And there must have been some pinch within his psyche somewhere when he realized that the natural strength of his compositions needed a trained arranger in Sonik (later of Sonik-Omi) or the masterly component of Rais Khan’s sitar, to bloom into complete finery!

In the mid-‘70s, matters also surely could not have improved when he got his last big film, Laila Majnu, only because Laxmikant-Pyarelal quit the movie! This was the only film that Madan left incomplete, and Jaidev completed three songs after Madan’s death.

Madan Mohan’s songs tended to touch chords deep down, and amazingly, always ranked among the most intricate and challenging songs ever sung by our master singers. One only has to hear Madan Mohan’s own introductory rendition of Lata’s Mai ri main kaase kahoon (Dastak) to realize how much soul the man could infuse into his creations. Lata Mangeshkar remembered how tunes would come to him in a jiffy, and while doing as mundane a thing as while going up an elevator. “All his softness and emotions as a human being completely went into his songs,” recalls the singer. Dastak also won him the National Award for Best Music.

Madan Mohan introduced Bhupinder Singh in Haqeeqat and scored a musical milestone by composing Hindi cinema’s first film made completely in verse—Chetan Anand’s Heer Raanjha.

He passed away on July 14, 1975, but long after he was gone, the composer was again destined to create history. It was in 2003 that Yash Chopra, returning to direction after six years, could not find a soul-mate among today’s active composers. Good friend Sanjeev Kohli (Madan Mohan’s son) suggested exploring the many tunes of Madan Mohan that were lying unrecorded in the composer’s own voice on his tape-recorder. Yash Chopra listened to them, selected songs suited for his cross-border love story, got the lyrics written by Javed Akhtar and the arrangements done by R.S. Mani. Besides Lata Mangeshkar, he got Udit Narayan, Sonu Nigam, Jagjit Singh and others to sing them.
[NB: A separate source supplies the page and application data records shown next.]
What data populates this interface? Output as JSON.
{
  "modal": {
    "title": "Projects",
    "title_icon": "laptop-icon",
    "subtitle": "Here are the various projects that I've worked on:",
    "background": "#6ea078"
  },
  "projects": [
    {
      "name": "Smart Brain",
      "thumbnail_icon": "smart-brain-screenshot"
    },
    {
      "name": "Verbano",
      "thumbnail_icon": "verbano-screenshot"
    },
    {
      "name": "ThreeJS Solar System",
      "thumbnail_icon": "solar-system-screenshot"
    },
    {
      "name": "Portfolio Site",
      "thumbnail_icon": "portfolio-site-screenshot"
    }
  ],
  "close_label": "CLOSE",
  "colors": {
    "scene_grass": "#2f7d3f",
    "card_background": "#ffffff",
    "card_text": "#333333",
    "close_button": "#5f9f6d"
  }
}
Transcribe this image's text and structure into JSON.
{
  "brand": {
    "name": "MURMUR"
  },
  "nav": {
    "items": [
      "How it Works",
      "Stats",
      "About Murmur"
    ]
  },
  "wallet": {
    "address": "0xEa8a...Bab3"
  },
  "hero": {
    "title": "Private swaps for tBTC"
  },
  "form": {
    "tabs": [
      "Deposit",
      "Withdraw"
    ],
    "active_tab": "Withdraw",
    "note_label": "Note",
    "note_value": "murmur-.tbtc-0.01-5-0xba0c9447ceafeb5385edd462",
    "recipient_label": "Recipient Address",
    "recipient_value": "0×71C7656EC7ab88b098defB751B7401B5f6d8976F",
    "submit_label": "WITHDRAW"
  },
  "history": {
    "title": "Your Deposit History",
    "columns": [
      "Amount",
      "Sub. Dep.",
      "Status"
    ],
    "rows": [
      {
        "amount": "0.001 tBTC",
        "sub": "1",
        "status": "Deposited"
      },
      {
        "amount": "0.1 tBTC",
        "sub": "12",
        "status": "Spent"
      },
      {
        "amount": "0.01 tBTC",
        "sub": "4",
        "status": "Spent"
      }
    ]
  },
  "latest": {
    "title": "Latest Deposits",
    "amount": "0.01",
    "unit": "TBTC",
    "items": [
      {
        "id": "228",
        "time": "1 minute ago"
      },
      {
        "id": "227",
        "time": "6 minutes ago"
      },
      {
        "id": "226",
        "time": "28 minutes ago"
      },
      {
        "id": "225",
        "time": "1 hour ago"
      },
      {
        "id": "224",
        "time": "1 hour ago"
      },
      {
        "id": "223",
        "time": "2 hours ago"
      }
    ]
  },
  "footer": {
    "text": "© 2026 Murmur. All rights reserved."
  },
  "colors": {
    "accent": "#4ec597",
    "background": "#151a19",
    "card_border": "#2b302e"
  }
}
The album of Veer-Zaara (2004) became a bestseller, and wrote history as it was the first-ever time that a late music director ‘worked’ for a contemporary film!

The Lata-Madan Mohan Crème-De-La-Crème

Aap ki baatein karen – Dil Ki Rahen / Naqsh Lyallpuri

Aap ki nazaron ne samjha – Anpadh / Raja Mehdi Ali Khan

Agar mujhse mohabbat hai – Aap Ki Parchhaiyan / Raja Mehdi Ali Khan

Do dil toote – Heer Ranjha / Kaifi Azmi

Hum pyar mein jalnewalon ko – Jailor / Rajendra Krishan

Lag jaa gale – Woh Kaun Thi? / Raja Mehdi Ali Khan

Mai ri main kaase kahoon – Dastak / Majrooh

Nainon mein badraa chhaye – Mera Saaya  / Raja Mehdi Ali Khan

Ruke ruke se qadam – Mausam / Gulzar

Yoon hasraton ke daag – Adalat / Rajendra Krishan

Ten non-Lata gems of Madan Mohan

Ab tumhare hawale –  Haqeeqat / Mohammed Rafi / Kaifi Azmi

Bhooli hui yaadon – Sanjog / Mukesh / Rajendra Krishan

Husn jab jab ishq se – Neena Hamari Khwab Tumhare / Asha Bhosle & Mohammed Rafi  / Rajendra Krishan

Jhumka gira re / Mera Saaya / Asha Bhosle / Raja Mehdi Ali Khan

Kaun aaya mere man ke / Dekh Kabira Roya / Manna Dey/ Rajendra Krishan

Meri awaaz suno / Naunihal / Mohammed Rafi / Kaifi Azmi

Phir wohi shaam / Jahan Ara / Talat Mehmood / Rajendra Krishan

Tu mere saamne hai / Suhagan / Mohammed Rafi / Hasrat Jaipuri

Yeh duniya yeh mehfil / Heer Raanjha / Mohammed Rafi / Kaifi Azmi

Zaroorat hai zaroorat hai / Man Mauji  / Kishore Kumar / Rajendra Krishan



Please enter your comment!
Please enter your name here